- Finds out which versions of which libraries can and need to be installed (dependency resolution)
- Downloads all required dependencies (root and recursive)
- Makes those dependencies available to Drupal (autoloading)
It also allows you to update, remove, and patch those libraries, and even “hook into” and customize the process.
Who uses Composer?
Composer is the de facto dependency management tool for the entire PHP community. It is widely used across the world of PHP. According to Packagist statistics as of early 2018, there are over 168,000 packages available via Composer, and they have cumulatively been installed over seven billion times.
In terms of Drupal roles, Composer is an invaluable tool for developers, site builders, and site architects.
If you need to download and install PHP libraries (core, modules, themes, libraries, etc.) then you should be using Composer!
Why do we use Composer?
Composer is one of the larger forces responsible for the recent PHP Renaissance.
It enables the PHP community to easily share and implement open-source libraries. It promotes standardization, collaboration, and contribution, allowing developers to mix and match reliable pre-made components and avoid “reinventing the wheel.”
If you use Drupal, you’re already benefiting from Composer. Drupal itself has embraced Composer internally in Drupal core. This has allowed Drupal to “get off the island” and take advantage of libraries used by the larger PHP community, like Symfony.
We use Composer because it helps us find, install, and update application dependencies better than any other tool in the PHP community.
Acknowledgement of limitations
Let’s be honest; while using Composer has many advantages, it is not without its drawbacks. Composer has gotten a bad rap in some parts of the Drupal community, and that’s not without cause.
Let’s briefly discuss the top three types of Composer “problems” that users most frequently encounter.
The conceptual hurdle
For many Drupalists, the idea of dependency management is new, and it can be a difficult concept to wrap one’s head around.
We have traditionally used very cut-and-dry methods for downloading and updating dependencies in the Drupal community, like downloading tarballs, manually decompressing and moving them into a given directory. More advanced Drupal users may have used Drush or even Drush make.
While these methods have the advantage of simplicity, they lack some of the most powerful aspects of Composer such as recursive dependency resolution, semantic versioning, and autoloading (these topics will be covered later in the tutorial), or simply wider (non-Drupal) community adoption.
This series will help you get over that hurdle.
Composer is great at finding interoperable versions of dependencies, but sometimes it’s just not possible.
Your application’s declared dependencies, or the subsidiary dependencies declared by your dependencies, may simply not be interoperable in the requested versions.

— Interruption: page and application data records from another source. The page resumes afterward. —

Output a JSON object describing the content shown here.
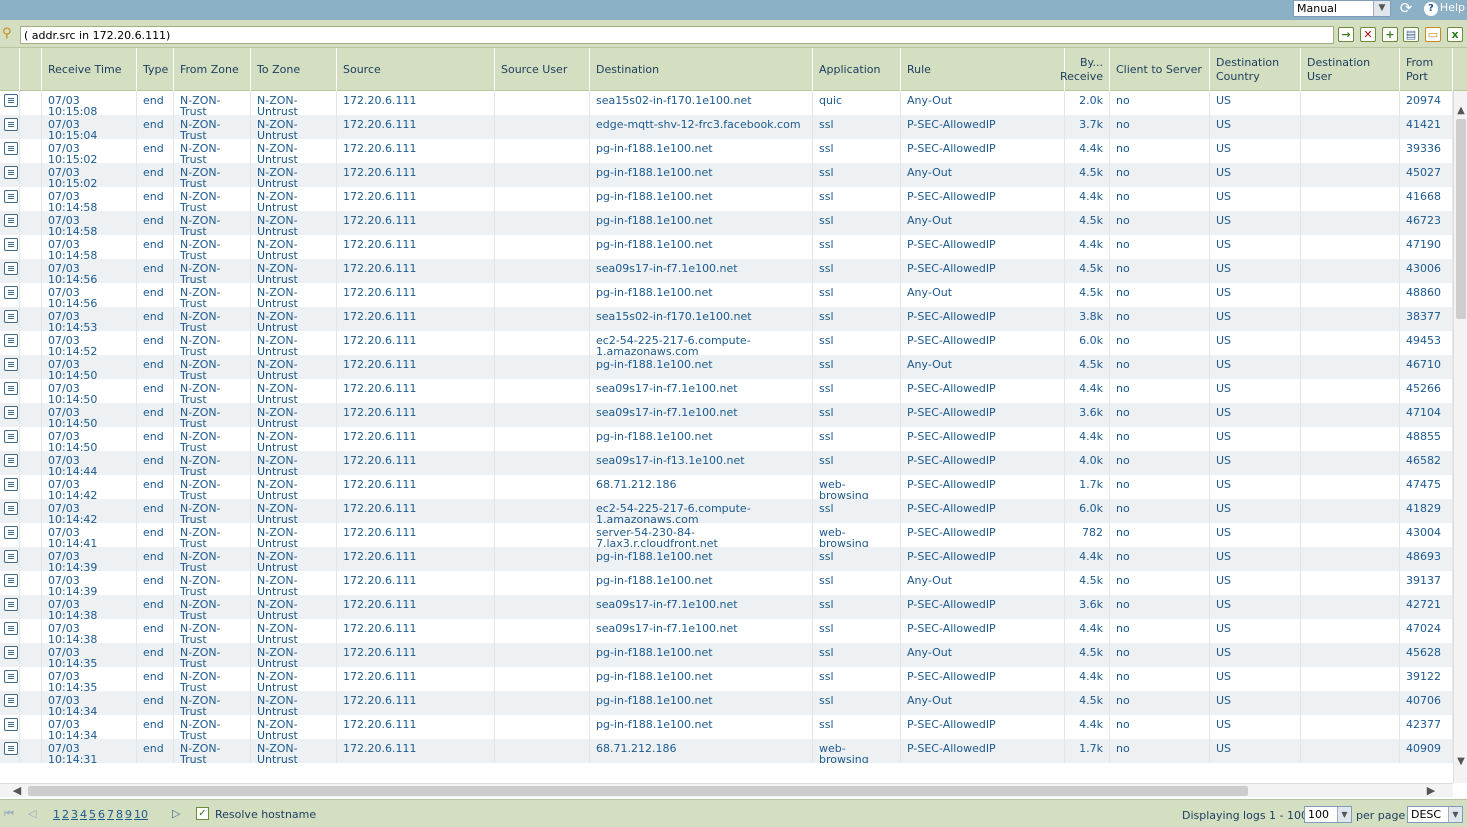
{
  "topbar": {
    "mode": "Manual",
    "help_label": "Help"
  },
  "filter": {
    "query": "( addr.src in 172.20.6.111)"
  },
  "columns": [
    {
      "key": "icon",
      "label": ""
    },
    {
      "key": "time",
      "label": "Receive Time"
    },
    {
      "key": "type",
      "label": "Type"
    },
    {
      "key": "from_zone",
      "label": "From Zone"
    },
    {
      "key": "to_zone",
      "label": "To Zone"
    },
    {
      "key": "source",
      "label": "Source"
    },
    {
      "key": "source_user",
      "label": "Source User"
    },
    {
      "key": "destination",
      "label": "Destination"
    },
    {
      "key": "application",
      "label": "Application"
    },
    {
      "key": "rule",
      "label": "Rule"
    },
    {
      "key": "bytes",
      "label": "By... Receive"
    },
    {
      "key": "c2s",
      "label": "Client to Server"
    },
    {
      "key": "dest_country",
      "label": "Destination Country"
    },
    {
      "key": "dest_user",
      "label": "Destination User"
    },
    {
      "key": "from_port",
      "label": "From Port"
    }
  ],
  "rows": [
    {
      "time": "07/03 10:15:08",
      "type": "end",
      "from_zone": "N-ZON-Trust",
      "to_zone": "N-ZON-Untrust",
      "source": "172.20.6.111",
      "source_user": "",
      "destination": "sea15s02-in-f170.1e100.net",
      "application": "quic",
      "rule": "Any-Out",
      "bytes": "2.0k",
      "c2s": "no",
      "dest_country": "US",
      "dest_user": "",
      "from_port": "20974"
    },
    {
      "time": "07/03 10:15:04",
      "type": "end",
      "from_zone": "N-ZON-Trust",
      "to_zone": "N-ZON-Untrust",
      "source": "172.20.6.111",
      "source_user": "",
      "destination": "edge-mqtt-shv-12-frc3.facebook.com",
      "application": "ssl",
      "rule": "P-SEC-AllowedIP",
      "bytes": "3.7k",
      "c2s": "no",
      "dest_country": "US",
      "dest_user": "",
      "from_port": "41421"
    },
    {
      "time": "07/03 10:15:02",
      "type": "end",
      "from_zone": "N-ZON-Trust",
      "to_zone": "N-ZON-Untrust",
      "source": "172.20.6.111",
      "source_user": "",
      "destination": "pg-in-f188.1e100.net",
      "application": "ssl",
      "rule": "P-SEC-AllowedIP",
      "bytes": "4.4k",
      "c2s": "no",
      "dest_country": "US",
      "dest_user": "",
      "from_port": "39336"
    },
    {
      "time": "07/03 10:15:02",
      "type": "end",
      "from_zone": "N-ZON-Trust",
      "to_zone": "N-ZON-Untrust",
      "source": "172.20.6.111",
      "source_user": "",
      "destination": "pg-in-f188.1e100.net",
      "application": "ssl",
      "rule": "Any-Out",
      "bytes": "4.5k",
      "c2s": "no",
      "dest_country": "US",
      "dest_user": "",
      "from_port": "45027"
    },
    {
      "time": "07/03 10:14:58",
      "type": "end",
      "from_zone": "N-ZON-Trust",
      "to_zone": "N-ZON-Untrust",
      "source": "172.20.6.111",
      "source_user": "",
      "destination": "pg-in-f188.1e100.net",
      "application": "ssl",
      "rule": "P-SEC-AllowedIP",
      "bytes": "4.4k",
      "c2s": "no",
      "dest_country": "US",
      "dest_user": "",
      "from_port": "41668"
    },
    {
      "time": "07/03 10:14:58",
      "type": "end",
      "from_zone": "N-ZON-Trust",
      "to_zone": "N-ZON-Untrust",
      "source": "172.20.6.111",
      "source_user": "",
      "destination": "pg-in-f188.1e100.net",
      "application": "ssl",
      "rule": "Any-Out",
      "bytes": "4.5k",
      "c2s": "no",
      "dest_country": "US",
      "dest_user": "",
      "from_port": "46723"
    },
    {
      "time": "07/03 10:14:58",
      "type": "end",
      "from_zone": "N-ZON-Trust",
      "to_zone": "N-ZON-Untrust",
      "source": "172.20.6.111",
      "source_user": "",
      "destination": "pg-in-f188.1e100.net",
      "application": "ssl",
      "rule": "P-SEC-AllowedIP",
      "bytes": "4.4k",
      "c2s": "no",
      "dest_country": "US",
      "dest_user": "",
      "from_port": "47190"
    },
    {
      "time": "07/03 10:14:56",
      "type": "end",
      "from_zone": "N-ZON-Trust",
      "to_zone": "N-ZON-Untrust",
      "source": "172.20.6.111",
      "source_user": "",
      "destination": "sea09s17-in-f7.1e100.net",
      "application": "ssl",
      "rule": "P-SEC-AllowedIP",
      "bytes": "4.5k",
      "c2s": "no",
      "dest_country": "US",
      "dest_user": "",
      "from_port": "43006"
    },
    {
      "time": "07/03 10:14:56",
      "type": "end",
      "from_zone": "N-ZON-Trust",
      "to_zone": "N-ZON-Untrust",
      "source": "172.20.6.111",
      "source_user": "",
      "destination": "pg-in-f188.1e100.net",
      "application": "ssl",
      "rule": "Any-Out",
      "bytes": "4.5k",
      "c2s": "no",
      "dest_country": "US",
      "dest_user": "",
      "from_port": "48860"
    },
    {
      "time": "07/03 10:14:53",
      "type": "end",
      "from_zone": "N-ZON-Trust",
      "to_zone": "N-ZON-Untrust",
      "source": "172.20.6.111",
      "source_user": "",
      "destination": "sea15s02-in-f170.1e100.net",
      "application": "ssl",
      "rule": "P-SEC-AllowedIP",
      "bytes": "3.8k",
      "c2s": "no",
      "dest_country": "US",
      "dest_user": "",
      "from_port": "38377"
    },
    {
      "time": "07/03 10:14:52",
      "type": "end",
      "from_zone": "N-ZON-Trust",
      "to_zone": "N-ZON-Untrust",
      "source": "172.20.6.111",
      "source_user": "",
      "destination": "ec2-54-225-217-6.compute-1.amazonaws.com",
      "application": "ssl",
      "rule": "P-SEC-AllowedIP",
      "bytes": "6.0k",
      "c2s": "no",
      "dest_country": "US",
      "dest_user": "",
      "from_port": "49453"
    },
    {
      "time": "07/03 10:14:50",
      "type": "end",
      "from_zone": "N-ZON-Trust",
      "to_zone": "N-ZON-Untrust",
      "source": "172.20.6.111",
      "source_user": "",
      "destination": "pg-in-f188.1e100.net",
      "application": "ssl",
      "rule": "Any-Out",
      "bytes": "4.5k",
      "c2s": "no",
      "dest_country": "US",
      "dest_user": "",
      "from_port": "46710"
    },
    {
      "time": "07/03 10:14:50",
      "type": "end",
      "from_zone": "N-ZON-Trust",
      "to_zone": "N-ZON-Untrust",
      "source": "172.20.6.111",
      "source_user": "",
      "destination": "sea09s17-in-f7.1e100.net",
      "application": "ssl",
      "rule": "P-SEC-AllowedIP",
      "bytes": "4.4k",
      "c2s": "no",
      "dest_country": "US",
      "dest_user": "",
      "from_port": "45266"
    },
    {
      "time": "07/03 10:14:50",
      "type": "end",
      "from_zone": "N-ZON-Trust",
      "to_zone": "N-ZON-Untrust",
      "source": "172.20.6.111",
      "source_user": "",
      "destination": "sea09s17-in-f7.1e100.net",
      "application": "ssl",
      "rule": "P-SEC-AllowedIP",
      "bytes": "3.6k",
      "c2s": "no",
      "dest_country": "US",
      "dest_user": "",
      "from_port": "47104"
    },
    {
      "time": "07/03 10:14:50",
      "type": "end",
      "from_zone": "N-ZON-Trust",
      "to_zone": "N-ZON-Untrust",
      "source": "172.20.6.111",
      "source_user": "",
      "destination": "pg-in-f188.1e100.net",
      "application": "ssl",
      "rule": "P-SEC-AllowedIP",
      "bytes": "4.4k",
      "c2s": "no",
      "dest_country": "US",
      "dest_user": "",
      "from_port": "48855"
    },
    {
      "time": "07/03 10:14:44",
      "type": "end",
      "from_zone": "N-ZON-Trust",
      "to_zone": "N-ZON-Untrust",
      "source": "172.20.6.111",
      "source_user": "",
      "destination": "sea09s17-in-f13.1e100.net",
      "application": "ssl",
      "rule": "P-SEC-AllowedIP",
      "bytes": "4.0k",
      "c2s": "no",
      "dest_country": "US",
      "dest_user": "",
      "from_port": "46582"
    },
    {
      "time": "07/03 10:14:42",
      "type": "end",
      "from_zone": "N-ZON-Trust",
      "to_zone": "N-ZON-Untrust",
      "source": "172.20.6.111",
      "source_user": "",
      "destination": "68.71.212.186",
      "application": "web-browsing",
      "rule": "P-SEC-AllowedIP",
      "bytes": "1.7k",
      "c2s": "no",
      "dest_country": "US",
      "dest_user": "",
      "from_port": "47475"
    },
    {
      "time": "07/03 10:14:42",
      "type": "end",
      "from_zone": "N-ZON-Trust",
      "to_zone": "N-ZON-Untrust",
      "source": "172.20.6.111",
      "source_user": "",
      "destination": "ec2-54-225-217-6.compute-1.amazonaws.com",
      "application": "ssl",
      "rule": "P-SEC-AllowedIP",
      "bytes": "6.0k",
      "c2s": "no",
      "dest_country": "US",
      "dest_user": "",
      "from_port": "41829"
    },
    {
      "time": "07/03 10:14:41",
      "type": "end",
      "from_zone": "N-ZON-Trust",
      "to_zone": "N-ZON-Untrust",
      "source": "172.20.6.111",
      "source_user": "",
      "destination": "server-54-230-84-7.lax3.r.cloudfront.net",
      "application": "web-browsing",
      "rule": "P-SEC-AllowedIP",
      "bytes": "782",
      "c2s": "no",
      "dest_country": "US",
      "dest_user": "",
      "from_port": "43004"
    },
    {
      "time": "07/03 10:14:39",
      "type": "end",
      "from_zone": "N-ZON-Trust",
      "to_zone": "N-ZON-Untrust",
      "source": "172.20.6.111",
      "source_user": "",
      "destination": "pg-in-f188.1e100.net",
      "application": "ssl",
      "rule": "P-SEC-AllowedIP",
      "bytes": "4.4k",
      "c2s": "no",
      "dest_country": "US",
      "dest_user": "",
      "from_port": "48693"
    },
    {
      "time": "07/03 10:14:39",
      "type": "end",
      "from_zone": "N-ZON-Trust",
      "to_zone": "N-ZON-Untrust",
      "source": "172.20.6.111",
      "source_user": "",
      "destination": "pg-in-f188.1e100.net",
      "application": "ssl",
      "rule": "Any-Out",
      "bytes": "4.5k",
      "c2s": "no",
      "dest_country": "US",
      "dest_user": "",
      "from_port": "39137"
    },
    {
      "time": "07/03 10:14:38",
      "type": "end",
      "from_zone": "N-ZON-Trust",
      "to_zone": "N-ZON-Untrust",
      "source": "172.20.6.111",
      "source_user": "",
      "destination": "sea09s17-in-f7.1e100.net",
      "application": "ssl",
      "rule": "P-SEC-AllowedIP",
      "bytes": "3.6k",
      "c2s": "no",
      "dest_country": "US",
      "dest_user": "",
      "from_port": "42721"
    },
    {
      "time": "07/03 10:14:38",
      "type": "end",
      "from_zone": "N-ZON-Trust",
      "to_zone": "N-ZON-Untrust",
      "source": "172.20.6.111",
      "source_user": "",
      "destination": "sea09s17-in-f7.1e100.net",
      "application": "ssl",
      "rule": "P-SEC-AllowedIP",
      "bytes": "4.4k",
      "c2s": "no",
      "dest_country": "US",
      "dest_user": "",
      "from_port": "47024"
    },
    {
      "time": "07/03 10:14:35",
      "type": "end",
      "from_zone": "N-ZON-Trust",
      "to_zone": "N-ZON-Untrust",
      "source": "172.20.6.111",
      "source_user": "",
      "destination": "pg-in-f188.1e100.net",
      "application": "ssl",
      "rule": "Any-Out",
      "bytes": "4.5k",
      "c2s": "no",
      "dest_country": "US",
      "dest_user": "",
      "from_port": "45628"
    },
    {
      "time": "07/03 10:14:35",
      "type": "end",
      "from_zone": "N-ZON-Trust",
      "to_zone": "N-ZON-Untrust",
      "source": "172.20.6.111",
      "source_user": "",
      "destination": "pg-in-f188.1e100.net",
      "application": "ssl",
      "rule": "P-SEC-AllowedIP",
      "bytes": "4.4k",
      "c2s": "no",
      "dest_country": "US",
      "dest_user": "",
      "from_port": "39122"
    },
    {
      "time": "07/03 10:14:34",
      "type": "end",
      "from_zone": "N-ZON-Trust",
      "to_zone": "N-ZON-Untrust",
      "source": "172.20.6.111",
      "source_user": "",
      "destination": "pg-in-f188.1e100.net",
      "application": "ssl",
      "rule": "Any-Out",
      "bytes": "4.5k",
      "c2s": "no",
      "dest_country": "US",
      "dest_user": "",
      "from_port": "40706"
    },
    {
      "time": "07/03 10:14:34",
      "type": "end",
      "from_zone": "N-ZON-Trust",
      "to_zone": "N-ZON-Untrust",
      "source": "172.20.6.111",
      "source_user": "",
      "destination": "pg-in-f188.1e100.net",
      "application": "ssl",
      "rule": "P-SEC-AllowedIP",
      "bytes": "4.4k",
      "c2s": "no",
      "dest_country": "US",
      "dest_user": "",
      "from_port": "42377"
    },
    {
      "time": "07/03 10:14:31",
      "type": "end",
      "from_zone": "N-ZON-Trust",
      "to_zone": "N-ZON-Untrust",
      "source": "172.20.6.111",
      "source_user": "",
      "destination": "68.71.212.186",
      "application": "web-browsing",
      "rule": "P-SEC-AllowedIP",
      "bytes": "1.7k",
      "c2s": "no",
      "dest_country": "US",
      "dest_user": "",
      "from_port": "40909"
    }
  ],
  "footer": {
    "pages": [
      "1",
      "2",
      "3",
      "4",
      "5",
      "6",
      "7",
      "8",
      "9",
      "10"
    ],
    "resolve_label": "Resolve hostname",
    "display_label": "Displaying logs 1 - 100",
    "per_page_value": "100",
    "per_page_label": "per page",
    "order_value": "DESC"
  },
  "colors": {
    "header_bg": "#d4dfc2",
    "topbar_bg": "#8cb0c6",
    "link_text": "#1d5a8e",
    "alt_row": "#eef1f4"
  }
}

Typically, this can be resolved by tweaking the version constraint of one or more of your application’s dependencies.
However, the process of discovering exactly which dependencies are in conflict and finding a suitable tweak can be frustrating, and Composer is decidedly poor at explaining root cause clearly. It is not fun to debug.
We’ve included a Troubleshooting addendum in this series to help you resolve some of the more common Composer problem scenarios.
Composer is a command line tool. For many Drupalists, this alone can be intimidating.
But don’t worry! We will walk you through Composer usage step-by-step. You can do this.
And, if you really love your GUIs, then you’re free to explore some of the unofficial GUIs for Composer:
However, this tutorial will exclusively use the command-line interface. Check out our Command Line Basics tutorials if you're new to the CLI or if you'd just like a refresher.
In this tutorial, we explored the concept of dependency management and learned about Composer at a high, conceptual level. In particular, we learned about Composer, its purpose, use cases, users, advantages and drawbacks.
Further your understanding
- Why is dependency management useful for Drupal applications?
- How does Composer differ from tools like
- What does Composer do that Drush does not?